= Beginning of Section =
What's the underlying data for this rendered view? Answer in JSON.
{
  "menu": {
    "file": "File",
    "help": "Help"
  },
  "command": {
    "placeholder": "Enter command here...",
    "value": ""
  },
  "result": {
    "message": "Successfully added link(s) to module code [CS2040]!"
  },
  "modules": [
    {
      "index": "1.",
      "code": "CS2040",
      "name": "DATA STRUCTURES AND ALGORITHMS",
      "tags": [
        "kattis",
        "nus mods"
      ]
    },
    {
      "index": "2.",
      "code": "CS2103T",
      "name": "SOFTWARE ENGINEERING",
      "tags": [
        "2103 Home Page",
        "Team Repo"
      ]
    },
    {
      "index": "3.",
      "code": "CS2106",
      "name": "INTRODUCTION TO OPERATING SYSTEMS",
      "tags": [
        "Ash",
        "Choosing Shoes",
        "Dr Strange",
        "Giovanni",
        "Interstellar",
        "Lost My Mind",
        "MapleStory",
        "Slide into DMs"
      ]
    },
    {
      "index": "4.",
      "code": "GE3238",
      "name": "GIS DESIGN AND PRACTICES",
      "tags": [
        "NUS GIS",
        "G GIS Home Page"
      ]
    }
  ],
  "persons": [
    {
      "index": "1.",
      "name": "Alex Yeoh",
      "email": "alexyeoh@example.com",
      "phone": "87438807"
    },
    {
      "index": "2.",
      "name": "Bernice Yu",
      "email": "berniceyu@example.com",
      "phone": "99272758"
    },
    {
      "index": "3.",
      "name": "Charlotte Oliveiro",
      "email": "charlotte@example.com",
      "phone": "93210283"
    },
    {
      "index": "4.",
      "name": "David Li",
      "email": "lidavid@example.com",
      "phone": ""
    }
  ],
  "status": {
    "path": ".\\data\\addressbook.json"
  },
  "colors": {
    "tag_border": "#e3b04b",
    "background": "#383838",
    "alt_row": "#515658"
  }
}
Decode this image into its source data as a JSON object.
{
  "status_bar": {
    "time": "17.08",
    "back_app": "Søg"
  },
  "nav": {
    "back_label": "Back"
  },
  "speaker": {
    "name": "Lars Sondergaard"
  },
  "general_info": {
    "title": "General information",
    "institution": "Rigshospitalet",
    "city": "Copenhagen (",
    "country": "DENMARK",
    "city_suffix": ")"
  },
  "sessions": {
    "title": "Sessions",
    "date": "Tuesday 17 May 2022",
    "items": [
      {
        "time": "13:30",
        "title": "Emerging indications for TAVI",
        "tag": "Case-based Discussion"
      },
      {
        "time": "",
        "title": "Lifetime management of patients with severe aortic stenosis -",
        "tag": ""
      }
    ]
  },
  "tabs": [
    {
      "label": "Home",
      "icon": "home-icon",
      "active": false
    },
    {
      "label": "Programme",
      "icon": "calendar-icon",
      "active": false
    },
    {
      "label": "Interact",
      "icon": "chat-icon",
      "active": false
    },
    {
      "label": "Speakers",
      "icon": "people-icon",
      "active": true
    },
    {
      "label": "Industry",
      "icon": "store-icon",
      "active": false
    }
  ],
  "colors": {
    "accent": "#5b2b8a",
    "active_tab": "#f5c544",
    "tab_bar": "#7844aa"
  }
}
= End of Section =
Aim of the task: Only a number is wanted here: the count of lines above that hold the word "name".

Response to this task: 9